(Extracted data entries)
=== Section Start ===
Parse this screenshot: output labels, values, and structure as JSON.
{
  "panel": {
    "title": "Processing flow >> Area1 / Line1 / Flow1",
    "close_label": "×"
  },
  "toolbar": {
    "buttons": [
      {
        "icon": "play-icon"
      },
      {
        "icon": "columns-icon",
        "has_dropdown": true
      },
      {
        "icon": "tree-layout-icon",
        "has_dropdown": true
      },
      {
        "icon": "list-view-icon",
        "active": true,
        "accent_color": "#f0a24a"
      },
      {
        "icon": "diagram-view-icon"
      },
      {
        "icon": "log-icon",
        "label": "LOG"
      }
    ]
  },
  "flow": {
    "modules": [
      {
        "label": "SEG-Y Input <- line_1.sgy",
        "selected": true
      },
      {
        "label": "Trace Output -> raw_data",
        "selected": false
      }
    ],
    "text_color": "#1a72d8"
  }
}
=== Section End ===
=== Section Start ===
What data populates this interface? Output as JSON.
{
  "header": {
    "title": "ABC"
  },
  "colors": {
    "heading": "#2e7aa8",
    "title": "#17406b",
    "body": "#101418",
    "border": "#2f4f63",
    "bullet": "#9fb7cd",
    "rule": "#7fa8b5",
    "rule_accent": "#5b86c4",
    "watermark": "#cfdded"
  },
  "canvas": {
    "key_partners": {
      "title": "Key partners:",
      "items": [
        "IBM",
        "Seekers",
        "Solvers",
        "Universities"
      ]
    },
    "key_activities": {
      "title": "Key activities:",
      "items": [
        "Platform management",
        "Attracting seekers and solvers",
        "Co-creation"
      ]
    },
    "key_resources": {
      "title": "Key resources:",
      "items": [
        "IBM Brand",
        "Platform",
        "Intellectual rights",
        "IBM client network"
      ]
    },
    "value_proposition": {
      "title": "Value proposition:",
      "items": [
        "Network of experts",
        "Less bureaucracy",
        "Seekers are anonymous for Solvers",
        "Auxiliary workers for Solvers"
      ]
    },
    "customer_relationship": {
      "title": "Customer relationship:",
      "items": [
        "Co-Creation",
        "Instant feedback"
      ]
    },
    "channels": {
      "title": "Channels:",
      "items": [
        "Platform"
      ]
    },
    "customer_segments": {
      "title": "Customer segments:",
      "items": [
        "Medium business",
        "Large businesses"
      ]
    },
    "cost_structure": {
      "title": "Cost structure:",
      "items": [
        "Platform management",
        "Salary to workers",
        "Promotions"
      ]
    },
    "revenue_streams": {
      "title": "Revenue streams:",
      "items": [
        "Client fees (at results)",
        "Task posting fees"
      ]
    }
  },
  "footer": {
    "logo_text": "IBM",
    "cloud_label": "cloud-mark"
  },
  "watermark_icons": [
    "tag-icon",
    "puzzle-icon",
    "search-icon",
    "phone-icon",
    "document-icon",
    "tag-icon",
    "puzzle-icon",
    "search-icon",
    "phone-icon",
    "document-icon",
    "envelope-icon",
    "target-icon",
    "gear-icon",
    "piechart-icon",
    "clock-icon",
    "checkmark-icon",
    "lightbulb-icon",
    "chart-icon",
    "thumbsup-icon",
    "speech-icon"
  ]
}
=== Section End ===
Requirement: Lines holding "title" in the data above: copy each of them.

The answer:
    "title": "Processing flow >> Area1 / Line1 / Flow1",
    "title": "ABC"
    "title": "#17406b",
      "title": "Key partners:",
      "title": "Key activities:",
      "title": "Key resources:",
      "title": "Value proposition:",
      "title": "Customer relationship:",
      "title": "Channels:",
      "title": "Customer segments:",
      "title": "Cost structure:",
      "title": "Revenue streams:",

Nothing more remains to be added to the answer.